MATERIAL SHOWN —

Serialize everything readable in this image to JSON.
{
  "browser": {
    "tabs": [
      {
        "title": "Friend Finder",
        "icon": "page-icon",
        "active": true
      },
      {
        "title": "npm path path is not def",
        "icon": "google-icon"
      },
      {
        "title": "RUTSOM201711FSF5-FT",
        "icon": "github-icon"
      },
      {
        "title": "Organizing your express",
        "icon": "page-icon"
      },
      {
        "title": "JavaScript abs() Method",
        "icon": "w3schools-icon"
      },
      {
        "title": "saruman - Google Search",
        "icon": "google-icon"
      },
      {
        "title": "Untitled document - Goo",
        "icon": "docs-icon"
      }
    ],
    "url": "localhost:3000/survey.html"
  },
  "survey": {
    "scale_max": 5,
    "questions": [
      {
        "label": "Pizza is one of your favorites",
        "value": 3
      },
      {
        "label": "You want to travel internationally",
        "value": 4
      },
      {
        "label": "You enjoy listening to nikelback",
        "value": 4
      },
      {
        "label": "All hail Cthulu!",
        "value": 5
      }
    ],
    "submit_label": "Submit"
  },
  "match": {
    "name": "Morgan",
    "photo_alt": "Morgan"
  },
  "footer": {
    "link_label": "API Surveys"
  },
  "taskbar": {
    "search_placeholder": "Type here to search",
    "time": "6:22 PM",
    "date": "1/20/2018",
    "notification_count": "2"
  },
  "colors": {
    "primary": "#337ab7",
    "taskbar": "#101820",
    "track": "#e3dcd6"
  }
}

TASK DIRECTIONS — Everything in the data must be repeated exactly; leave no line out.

SOLUTION FOR THIS EXERCISE —
Serialize everything readable in this image to JSON.
{
  "browser": {
    "tabs": [
      {
        "title": "Friend Finder",
        "icon": "page-icon",
        "active": true
      },
      {
        "title": "npm path path is not def",
        "icon": "google-icon"
      },
      {
        "title": "RUTSOM201711FSF5-FT",
        "icon": "github-icon"
      },
      {
        "title": "Organizing your express",
        "icon": "page-icon"
      },
      {
        "title": "JavaScript abs() Method",
        "icon": "w3schools-icon"
      },
      {
        "title": "saruman - Google Search",
        "icon": "google-icon"
      },
      {
        "title": "Untitled document - Goo",
        "icon": "docs-icon"
      }
    ],
    "url": "localhost:3000/survey.html"
  },
  "survey": {
    "scale_max": 5,
    "questions": [
      {
        "label": "Pizza is one of your favorites",
        "value": 3
      },
      {
        "label": "You want to travel internationally",
        "value": 4
      },
      {
        "label": "You enjoy listening to nikelback",
        "value": 4
      },
      {
        "label": "All hail Cthulu!",
        "value": 5
      }
    ],
    "submit_label": "Submit"
  },
  "match": {
    "name": "Morgan",
    "photo_alt": "Morgan"
  },
  "footer": {
    "link_label": "API Surveys"
  },
  "taskbar": {
    "search_placeholder": "Type here to search",
    "time": "6:22 PM",
    "date": "1/20/2018",
    "notification_count": "2"
  },
  "colors": {
    "primary": "#337ab7",
    "taskbar": "#101820",
    "track": "#e3dcd6"
  }
}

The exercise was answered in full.